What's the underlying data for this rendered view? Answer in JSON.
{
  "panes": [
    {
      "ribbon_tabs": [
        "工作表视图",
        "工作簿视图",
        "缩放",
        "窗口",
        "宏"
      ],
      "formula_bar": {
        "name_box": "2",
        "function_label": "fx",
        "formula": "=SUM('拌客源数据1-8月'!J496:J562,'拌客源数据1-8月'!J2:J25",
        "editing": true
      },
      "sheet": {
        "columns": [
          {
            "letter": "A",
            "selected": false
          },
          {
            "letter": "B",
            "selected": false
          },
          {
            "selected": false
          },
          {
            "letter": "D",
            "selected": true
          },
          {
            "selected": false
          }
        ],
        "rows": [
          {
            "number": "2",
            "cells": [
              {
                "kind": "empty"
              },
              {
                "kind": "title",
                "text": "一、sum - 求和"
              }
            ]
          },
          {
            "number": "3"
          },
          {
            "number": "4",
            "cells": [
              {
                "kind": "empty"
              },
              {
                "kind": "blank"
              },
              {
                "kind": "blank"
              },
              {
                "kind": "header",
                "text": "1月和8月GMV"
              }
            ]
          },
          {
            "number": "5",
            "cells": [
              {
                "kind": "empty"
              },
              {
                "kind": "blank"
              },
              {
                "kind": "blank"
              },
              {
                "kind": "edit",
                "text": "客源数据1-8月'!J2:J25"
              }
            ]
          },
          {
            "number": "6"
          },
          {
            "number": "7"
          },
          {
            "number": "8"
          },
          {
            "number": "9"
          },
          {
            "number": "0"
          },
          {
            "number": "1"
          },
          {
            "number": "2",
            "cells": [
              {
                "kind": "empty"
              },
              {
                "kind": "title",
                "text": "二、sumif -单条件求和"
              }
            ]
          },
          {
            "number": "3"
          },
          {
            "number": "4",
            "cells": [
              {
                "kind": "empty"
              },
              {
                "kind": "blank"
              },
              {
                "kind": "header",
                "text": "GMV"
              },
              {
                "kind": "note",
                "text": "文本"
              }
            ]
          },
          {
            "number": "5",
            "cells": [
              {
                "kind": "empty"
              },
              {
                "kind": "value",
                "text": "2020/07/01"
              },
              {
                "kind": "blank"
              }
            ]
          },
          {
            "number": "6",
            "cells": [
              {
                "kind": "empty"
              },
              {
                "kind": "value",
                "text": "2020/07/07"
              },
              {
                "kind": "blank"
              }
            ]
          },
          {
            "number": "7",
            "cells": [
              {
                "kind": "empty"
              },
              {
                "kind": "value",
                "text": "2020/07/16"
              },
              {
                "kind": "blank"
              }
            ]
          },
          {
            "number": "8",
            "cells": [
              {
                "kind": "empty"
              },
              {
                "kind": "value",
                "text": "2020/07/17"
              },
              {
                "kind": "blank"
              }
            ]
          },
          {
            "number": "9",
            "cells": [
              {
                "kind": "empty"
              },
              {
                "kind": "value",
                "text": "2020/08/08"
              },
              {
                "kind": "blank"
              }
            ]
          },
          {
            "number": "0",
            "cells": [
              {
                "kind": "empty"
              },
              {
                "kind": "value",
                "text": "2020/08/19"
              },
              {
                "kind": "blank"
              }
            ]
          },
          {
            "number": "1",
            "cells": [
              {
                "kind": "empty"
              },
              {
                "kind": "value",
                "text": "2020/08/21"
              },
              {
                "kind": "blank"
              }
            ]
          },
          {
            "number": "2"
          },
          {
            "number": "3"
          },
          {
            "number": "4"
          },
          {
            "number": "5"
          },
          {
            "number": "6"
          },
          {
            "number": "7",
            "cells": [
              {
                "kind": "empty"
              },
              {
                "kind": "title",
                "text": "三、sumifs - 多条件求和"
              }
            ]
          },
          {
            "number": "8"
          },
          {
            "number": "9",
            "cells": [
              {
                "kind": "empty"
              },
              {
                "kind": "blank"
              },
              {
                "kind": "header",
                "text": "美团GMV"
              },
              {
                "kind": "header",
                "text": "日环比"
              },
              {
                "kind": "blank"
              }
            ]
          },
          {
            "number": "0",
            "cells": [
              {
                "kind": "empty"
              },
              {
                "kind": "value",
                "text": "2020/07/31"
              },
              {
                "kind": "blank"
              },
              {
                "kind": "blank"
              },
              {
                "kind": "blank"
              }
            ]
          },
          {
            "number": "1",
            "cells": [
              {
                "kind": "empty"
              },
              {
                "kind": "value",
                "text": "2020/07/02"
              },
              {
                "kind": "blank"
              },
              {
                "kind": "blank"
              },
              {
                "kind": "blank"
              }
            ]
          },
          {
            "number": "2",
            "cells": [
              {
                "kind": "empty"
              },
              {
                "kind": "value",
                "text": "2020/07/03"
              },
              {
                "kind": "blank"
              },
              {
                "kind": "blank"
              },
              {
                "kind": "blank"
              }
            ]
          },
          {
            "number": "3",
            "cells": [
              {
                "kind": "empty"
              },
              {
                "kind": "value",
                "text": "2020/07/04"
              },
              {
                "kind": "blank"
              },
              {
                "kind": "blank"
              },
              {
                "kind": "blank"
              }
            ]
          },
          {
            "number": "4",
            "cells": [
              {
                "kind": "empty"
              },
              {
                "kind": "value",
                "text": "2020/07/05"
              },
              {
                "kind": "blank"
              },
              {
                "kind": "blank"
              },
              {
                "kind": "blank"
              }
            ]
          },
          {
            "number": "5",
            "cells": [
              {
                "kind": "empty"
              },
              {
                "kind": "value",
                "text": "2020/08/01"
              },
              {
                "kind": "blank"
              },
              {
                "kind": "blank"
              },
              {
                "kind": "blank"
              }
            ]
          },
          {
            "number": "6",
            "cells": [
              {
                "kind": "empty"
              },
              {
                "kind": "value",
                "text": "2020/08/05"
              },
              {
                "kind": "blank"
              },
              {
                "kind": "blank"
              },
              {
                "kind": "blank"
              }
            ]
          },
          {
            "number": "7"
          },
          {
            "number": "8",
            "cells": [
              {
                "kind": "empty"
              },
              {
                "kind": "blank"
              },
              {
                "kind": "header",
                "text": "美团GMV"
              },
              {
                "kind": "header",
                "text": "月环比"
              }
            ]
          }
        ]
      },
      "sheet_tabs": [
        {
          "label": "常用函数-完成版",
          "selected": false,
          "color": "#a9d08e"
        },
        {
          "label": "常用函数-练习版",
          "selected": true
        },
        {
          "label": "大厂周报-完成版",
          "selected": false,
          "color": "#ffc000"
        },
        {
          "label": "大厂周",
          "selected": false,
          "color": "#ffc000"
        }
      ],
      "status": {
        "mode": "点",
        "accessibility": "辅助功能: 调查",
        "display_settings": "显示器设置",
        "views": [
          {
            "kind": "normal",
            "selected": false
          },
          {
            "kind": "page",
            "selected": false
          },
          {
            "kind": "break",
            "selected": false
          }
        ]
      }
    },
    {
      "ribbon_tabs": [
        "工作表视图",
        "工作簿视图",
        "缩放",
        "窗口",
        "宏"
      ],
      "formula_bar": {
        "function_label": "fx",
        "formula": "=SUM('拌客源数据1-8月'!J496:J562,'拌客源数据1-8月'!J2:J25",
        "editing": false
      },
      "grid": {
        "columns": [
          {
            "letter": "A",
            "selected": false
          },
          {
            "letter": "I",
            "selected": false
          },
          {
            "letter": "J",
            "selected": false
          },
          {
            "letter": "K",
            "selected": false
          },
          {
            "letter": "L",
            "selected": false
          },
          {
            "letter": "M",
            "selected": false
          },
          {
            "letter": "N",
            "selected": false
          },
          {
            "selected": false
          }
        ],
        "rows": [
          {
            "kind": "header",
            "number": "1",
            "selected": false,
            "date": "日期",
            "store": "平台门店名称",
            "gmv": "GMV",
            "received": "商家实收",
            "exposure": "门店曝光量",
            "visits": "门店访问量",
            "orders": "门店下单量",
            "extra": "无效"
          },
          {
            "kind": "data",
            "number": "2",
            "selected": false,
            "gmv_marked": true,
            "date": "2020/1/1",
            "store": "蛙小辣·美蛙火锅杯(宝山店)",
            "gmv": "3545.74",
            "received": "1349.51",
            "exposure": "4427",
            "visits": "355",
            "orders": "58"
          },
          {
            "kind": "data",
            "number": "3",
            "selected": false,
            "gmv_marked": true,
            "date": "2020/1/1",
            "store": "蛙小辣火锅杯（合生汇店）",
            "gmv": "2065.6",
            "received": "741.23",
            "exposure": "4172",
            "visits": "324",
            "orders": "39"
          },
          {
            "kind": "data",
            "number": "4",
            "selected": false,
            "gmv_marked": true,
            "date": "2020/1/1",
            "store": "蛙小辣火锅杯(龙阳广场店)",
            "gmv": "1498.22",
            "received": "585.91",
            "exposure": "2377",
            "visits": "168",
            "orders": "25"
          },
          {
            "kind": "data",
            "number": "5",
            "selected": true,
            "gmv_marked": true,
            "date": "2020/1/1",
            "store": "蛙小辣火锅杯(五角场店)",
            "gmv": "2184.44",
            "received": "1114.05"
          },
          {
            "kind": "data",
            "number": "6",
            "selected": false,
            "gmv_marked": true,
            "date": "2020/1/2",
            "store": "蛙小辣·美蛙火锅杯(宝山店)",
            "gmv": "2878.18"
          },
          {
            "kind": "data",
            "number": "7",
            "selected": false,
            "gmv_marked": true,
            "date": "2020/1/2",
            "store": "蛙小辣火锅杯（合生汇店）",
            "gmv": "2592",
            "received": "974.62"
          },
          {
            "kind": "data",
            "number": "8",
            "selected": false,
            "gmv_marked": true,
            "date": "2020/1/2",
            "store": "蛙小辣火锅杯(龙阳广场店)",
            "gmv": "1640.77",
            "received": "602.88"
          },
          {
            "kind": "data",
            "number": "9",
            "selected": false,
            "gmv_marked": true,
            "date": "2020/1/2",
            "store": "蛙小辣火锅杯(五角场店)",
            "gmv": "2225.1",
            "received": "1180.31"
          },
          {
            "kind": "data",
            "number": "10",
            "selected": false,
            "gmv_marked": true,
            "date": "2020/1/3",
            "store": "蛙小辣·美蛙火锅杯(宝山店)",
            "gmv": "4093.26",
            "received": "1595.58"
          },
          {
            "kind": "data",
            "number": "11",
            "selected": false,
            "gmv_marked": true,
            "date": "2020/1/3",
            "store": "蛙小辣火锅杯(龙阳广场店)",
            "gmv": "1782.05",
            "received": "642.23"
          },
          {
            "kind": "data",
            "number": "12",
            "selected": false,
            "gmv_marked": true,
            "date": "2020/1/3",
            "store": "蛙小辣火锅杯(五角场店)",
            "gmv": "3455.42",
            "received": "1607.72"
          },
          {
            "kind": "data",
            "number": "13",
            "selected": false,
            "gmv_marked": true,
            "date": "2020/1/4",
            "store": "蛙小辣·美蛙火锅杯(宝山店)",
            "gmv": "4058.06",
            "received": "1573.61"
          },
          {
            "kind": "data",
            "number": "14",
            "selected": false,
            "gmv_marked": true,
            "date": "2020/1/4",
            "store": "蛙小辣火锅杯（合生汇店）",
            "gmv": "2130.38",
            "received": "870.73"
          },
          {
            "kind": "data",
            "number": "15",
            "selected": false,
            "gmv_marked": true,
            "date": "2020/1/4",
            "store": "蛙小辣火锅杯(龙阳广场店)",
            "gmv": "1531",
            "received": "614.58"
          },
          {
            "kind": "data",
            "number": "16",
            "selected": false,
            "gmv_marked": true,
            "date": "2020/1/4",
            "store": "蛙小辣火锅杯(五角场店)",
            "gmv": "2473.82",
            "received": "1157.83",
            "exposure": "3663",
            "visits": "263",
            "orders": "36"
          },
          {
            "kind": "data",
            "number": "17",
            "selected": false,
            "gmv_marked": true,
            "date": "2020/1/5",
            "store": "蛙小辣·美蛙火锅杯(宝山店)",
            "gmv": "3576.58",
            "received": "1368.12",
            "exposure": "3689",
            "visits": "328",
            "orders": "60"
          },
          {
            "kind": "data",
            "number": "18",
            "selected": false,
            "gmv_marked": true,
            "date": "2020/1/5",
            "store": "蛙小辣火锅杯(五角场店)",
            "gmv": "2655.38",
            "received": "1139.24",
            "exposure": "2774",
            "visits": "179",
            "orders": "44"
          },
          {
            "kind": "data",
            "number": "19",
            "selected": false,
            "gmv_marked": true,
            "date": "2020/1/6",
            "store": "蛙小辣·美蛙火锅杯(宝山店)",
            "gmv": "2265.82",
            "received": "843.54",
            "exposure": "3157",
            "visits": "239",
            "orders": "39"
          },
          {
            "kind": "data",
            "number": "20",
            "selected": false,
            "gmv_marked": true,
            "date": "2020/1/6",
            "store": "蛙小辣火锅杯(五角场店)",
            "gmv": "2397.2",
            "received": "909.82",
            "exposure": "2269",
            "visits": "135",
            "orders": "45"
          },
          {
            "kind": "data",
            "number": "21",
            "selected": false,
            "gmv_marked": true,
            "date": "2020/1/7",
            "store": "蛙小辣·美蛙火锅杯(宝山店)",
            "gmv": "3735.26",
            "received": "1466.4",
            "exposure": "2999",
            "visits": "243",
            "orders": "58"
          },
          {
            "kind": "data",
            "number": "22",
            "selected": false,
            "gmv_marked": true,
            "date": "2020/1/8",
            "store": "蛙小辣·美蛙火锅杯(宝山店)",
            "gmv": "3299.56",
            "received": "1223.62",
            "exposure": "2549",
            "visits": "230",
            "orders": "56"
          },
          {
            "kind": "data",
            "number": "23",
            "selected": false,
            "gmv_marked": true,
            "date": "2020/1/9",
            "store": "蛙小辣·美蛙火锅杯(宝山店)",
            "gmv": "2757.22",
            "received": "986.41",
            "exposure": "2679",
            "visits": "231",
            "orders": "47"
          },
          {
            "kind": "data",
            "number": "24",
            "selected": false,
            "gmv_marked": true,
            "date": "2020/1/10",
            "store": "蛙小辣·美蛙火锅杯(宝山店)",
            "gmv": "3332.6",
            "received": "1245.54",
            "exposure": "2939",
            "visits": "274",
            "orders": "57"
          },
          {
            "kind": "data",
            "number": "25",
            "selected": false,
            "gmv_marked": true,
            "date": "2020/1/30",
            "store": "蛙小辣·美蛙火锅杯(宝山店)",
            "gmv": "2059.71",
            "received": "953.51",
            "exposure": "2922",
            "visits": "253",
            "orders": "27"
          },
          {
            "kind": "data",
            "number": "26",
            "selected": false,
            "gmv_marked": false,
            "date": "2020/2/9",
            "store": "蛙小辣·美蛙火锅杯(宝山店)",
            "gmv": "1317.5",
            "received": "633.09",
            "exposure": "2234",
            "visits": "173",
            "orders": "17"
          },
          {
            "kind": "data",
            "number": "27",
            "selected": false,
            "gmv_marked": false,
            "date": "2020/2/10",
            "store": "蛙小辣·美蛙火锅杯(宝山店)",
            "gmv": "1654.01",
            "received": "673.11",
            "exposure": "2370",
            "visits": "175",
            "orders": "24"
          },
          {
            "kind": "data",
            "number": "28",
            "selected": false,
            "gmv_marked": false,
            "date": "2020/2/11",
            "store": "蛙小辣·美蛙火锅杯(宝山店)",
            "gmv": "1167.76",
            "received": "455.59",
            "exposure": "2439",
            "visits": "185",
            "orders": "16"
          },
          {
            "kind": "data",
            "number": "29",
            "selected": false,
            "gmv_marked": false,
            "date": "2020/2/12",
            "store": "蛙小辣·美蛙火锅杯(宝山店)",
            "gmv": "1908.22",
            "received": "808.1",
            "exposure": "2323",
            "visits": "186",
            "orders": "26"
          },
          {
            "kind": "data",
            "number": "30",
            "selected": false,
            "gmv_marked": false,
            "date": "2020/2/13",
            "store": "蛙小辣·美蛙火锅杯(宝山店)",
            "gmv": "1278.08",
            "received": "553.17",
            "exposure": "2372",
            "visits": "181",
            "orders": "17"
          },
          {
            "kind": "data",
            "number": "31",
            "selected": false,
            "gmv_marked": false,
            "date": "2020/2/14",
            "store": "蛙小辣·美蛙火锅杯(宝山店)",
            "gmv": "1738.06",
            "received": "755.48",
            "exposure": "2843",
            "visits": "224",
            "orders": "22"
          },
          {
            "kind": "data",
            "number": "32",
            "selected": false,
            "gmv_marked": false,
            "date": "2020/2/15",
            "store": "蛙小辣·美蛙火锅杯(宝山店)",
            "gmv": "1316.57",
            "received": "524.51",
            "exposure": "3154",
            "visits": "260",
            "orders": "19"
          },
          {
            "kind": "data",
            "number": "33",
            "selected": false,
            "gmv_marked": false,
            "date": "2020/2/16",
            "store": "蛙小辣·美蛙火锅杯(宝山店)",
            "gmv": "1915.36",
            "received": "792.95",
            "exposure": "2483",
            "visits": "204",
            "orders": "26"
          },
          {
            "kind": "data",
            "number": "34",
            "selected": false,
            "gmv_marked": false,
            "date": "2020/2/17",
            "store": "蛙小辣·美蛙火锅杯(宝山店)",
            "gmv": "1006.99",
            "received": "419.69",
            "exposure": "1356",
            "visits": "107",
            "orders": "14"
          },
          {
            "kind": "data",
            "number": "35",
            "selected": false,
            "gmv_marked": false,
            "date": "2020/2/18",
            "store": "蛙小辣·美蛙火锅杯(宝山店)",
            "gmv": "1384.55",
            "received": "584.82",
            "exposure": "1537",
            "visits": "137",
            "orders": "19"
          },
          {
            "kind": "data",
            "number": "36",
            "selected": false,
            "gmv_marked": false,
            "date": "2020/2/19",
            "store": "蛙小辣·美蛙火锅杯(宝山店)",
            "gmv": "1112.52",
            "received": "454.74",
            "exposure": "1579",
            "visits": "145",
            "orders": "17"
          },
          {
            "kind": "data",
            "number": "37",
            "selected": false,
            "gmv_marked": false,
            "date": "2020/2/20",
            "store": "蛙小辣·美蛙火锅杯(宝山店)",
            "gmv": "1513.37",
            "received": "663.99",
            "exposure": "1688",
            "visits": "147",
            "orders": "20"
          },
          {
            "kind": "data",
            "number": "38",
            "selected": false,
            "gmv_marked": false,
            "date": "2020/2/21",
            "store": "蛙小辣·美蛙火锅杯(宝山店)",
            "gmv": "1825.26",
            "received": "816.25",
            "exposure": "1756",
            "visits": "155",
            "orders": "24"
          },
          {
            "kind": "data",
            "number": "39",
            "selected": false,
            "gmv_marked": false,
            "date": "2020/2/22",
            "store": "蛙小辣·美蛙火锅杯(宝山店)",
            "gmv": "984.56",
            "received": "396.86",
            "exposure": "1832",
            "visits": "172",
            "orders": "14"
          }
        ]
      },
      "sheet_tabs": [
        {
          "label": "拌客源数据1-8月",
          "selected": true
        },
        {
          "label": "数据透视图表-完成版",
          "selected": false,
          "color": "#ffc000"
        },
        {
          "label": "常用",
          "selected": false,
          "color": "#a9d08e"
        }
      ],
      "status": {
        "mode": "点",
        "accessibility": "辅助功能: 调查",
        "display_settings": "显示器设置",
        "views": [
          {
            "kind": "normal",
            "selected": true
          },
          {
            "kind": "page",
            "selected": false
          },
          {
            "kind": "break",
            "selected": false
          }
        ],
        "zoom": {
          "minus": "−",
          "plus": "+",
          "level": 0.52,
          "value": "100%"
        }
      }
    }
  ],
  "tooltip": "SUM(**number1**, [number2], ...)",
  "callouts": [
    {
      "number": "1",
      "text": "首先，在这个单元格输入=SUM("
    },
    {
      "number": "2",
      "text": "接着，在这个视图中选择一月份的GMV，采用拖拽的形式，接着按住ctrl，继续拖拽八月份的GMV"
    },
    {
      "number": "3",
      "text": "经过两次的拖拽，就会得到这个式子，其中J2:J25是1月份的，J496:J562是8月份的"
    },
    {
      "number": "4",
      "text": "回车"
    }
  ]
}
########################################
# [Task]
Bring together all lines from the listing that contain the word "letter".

# [Finished exercise]
            "letter": "A",
            "letter": "B",
            "letter": "D",
            "letter": "A",
            "letter": "I",
            "letter": "J",
            "letter": "K",
            "letter": "L",
            "letter": "M",
            "letter": "N",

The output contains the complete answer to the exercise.